The Junco Project

Ladybugs and Robots: Using Evolutionary Computation to Evolve Complex Behaviors
Dr. Terence Soule
Department of Computer Science
University of Idaho

At the BEACON Center for the Study of Evolution in Action, we apply evolutionary computation to various aspects of teaching and learning. In this talk Dr. Soule will explore two on-going projects being conducted at the University of Idaho in collaboration with other BEACON scientists. The Ladybug Game is a computer based, evolutionary game designed to help explain evolution to audiences ranging from kindergarten to adults, by allowing the player to either observe or participate in the evolutionary process. The second project uses evolutionary computation, a form of machine learning, to help people train robots. The program repeats this evolutionary process until a successful, i.e. highly fit, behavior is found, making it possible for a person to evolve fairly complex behaviors for a robot.

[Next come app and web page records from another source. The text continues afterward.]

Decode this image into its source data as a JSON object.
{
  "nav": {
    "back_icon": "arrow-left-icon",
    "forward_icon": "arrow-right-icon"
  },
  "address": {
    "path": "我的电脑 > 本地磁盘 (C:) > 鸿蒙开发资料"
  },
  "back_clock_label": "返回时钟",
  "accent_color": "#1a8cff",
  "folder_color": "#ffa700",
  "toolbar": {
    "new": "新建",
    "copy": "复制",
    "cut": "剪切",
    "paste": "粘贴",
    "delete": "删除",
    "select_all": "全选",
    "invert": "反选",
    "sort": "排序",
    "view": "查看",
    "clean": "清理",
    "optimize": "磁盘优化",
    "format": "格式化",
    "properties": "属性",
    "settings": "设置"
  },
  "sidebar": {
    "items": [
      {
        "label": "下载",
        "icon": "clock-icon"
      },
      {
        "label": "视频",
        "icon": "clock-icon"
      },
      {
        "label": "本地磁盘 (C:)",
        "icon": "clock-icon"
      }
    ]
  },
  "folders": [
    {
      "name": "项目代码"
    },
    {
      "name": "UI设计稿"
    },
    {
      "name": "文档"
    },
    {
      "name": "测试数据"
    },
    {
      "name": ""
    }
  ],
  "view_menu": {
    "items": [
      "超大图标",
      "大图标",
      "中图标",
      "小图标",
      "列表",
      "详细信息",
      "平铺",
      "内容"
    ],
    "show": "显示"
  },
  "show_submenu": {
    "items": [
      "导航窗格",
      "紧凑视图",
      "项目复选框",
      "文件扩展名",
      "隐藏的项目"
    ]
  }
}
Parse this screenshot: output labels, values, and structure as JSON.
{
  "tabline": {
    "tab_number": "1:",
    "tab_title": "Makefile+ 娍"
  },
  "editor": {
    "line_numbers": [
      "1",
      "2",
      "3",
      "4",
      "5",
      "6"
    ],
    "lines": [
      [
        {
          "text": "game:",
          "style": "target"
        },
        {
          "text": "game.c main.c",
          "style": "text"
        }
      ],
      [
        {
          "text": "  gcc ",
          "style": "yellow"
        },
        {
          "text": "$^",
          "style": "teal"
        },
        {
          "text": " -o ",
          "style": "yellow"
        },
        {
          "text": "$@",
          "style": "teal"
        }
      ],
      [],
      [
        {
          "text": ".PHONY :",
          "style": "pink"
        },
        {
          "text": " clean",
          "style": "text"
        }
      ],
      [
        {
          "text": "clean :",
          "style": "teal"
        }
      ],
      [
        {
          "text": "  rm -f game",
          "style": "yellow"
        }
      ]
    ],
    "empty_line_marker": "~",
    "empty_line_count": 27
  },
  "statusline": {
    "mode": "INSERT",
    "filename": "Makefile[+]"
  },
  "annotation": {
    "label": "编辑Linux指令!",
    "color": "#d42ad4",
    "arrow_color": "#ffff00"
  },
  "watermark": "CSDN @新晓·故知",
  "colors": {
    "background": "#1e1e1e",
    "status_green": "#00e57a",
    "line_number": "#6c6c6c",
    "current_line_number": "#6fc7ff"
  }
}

Ladybug Game

2014 Teacher Workshop
Receive resources, ideas and strategies to introduce Evolution in Action in your classroom.

November 15th, 2014
10 AM - Noon
Cleveland Convention Center, Room 17
For more information about the 2014 NABT Conference, including registration please go to the NABT website.